> _Directions for this task_
Going line by line through the entries, count those containing "title" and state only the result.

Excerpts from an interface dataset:
----

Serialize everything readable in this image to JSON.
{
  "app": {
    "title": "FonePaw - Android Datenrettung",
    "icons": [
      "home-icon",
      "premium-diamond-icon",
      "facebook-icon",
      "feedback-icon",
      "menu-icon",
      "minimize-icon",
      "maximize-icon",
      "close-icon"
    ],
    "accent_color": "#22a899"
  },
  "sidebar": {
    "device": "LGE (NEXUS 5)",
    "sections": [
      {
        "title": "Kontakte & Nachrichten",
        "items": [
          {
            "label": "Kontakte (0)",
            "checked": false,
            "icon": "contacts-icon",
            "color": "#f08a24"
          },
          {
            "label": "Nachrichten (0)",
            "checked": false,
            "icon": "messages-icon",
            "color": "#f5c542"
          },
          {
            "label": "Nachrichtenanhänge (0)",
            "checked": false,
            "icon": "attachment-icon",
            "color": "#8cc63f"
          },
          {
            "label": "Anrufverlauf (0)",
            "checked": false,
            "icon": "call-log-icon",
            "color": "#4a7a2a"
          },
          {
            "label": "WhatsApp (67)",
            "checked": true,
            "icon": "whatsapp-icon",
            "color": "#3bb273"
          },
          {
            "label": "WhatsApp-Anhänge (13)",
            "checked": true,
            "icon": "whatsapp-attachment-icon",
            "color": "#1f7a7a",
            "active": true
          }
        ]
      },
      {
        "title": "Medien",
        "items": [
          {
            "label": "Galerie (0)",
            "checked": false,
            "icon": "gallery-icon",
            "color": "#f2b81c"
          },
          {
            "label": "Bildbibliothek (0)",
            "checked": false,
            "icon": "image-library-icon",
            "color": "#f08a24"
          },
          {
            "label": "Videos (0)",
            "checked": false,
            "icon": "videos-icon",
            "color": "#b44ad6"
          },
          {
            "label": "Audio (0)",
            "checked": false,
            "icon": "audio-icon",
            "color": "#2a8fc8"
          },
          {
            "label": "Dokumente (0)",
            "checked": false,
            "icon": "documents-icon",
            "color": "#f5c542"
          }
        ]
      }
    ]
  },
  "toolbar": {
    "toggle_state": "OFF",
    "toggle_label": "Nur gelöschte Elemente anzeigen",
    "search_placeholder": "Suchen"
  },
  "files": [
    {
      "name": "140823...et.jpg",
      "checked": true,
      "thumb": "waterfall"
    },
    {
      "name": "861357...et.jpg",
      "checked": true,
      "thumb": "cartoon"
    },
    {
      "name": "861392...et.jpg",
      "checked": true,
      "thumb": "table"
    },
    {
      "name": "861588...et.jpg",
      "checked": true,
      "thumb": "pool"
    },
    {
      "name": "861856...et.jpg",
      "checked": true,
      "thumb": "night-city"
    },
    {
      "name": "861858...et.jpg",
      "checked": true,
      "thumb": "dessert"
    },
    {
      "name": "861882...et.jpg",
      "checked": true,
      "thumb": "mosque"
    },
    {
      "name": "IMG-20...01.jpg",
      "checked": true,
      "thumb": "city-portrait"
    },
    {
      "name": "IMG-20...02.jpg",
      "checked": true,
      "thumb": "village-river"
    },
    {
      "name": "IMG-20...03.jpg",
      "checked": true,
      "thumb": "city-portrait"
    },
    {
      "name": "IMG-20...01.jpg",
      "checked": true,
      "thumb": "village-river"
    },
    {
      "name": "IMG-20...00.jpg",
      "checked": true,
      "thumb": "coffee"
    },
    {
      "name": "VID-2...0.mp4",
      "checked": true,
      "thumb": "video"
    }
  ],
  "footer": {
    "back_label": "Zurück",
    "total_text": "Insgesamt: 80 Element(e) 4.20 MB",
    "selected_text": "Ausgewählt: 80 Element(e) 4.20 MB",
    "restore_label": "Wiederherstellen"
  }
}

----

> _Completed task_
3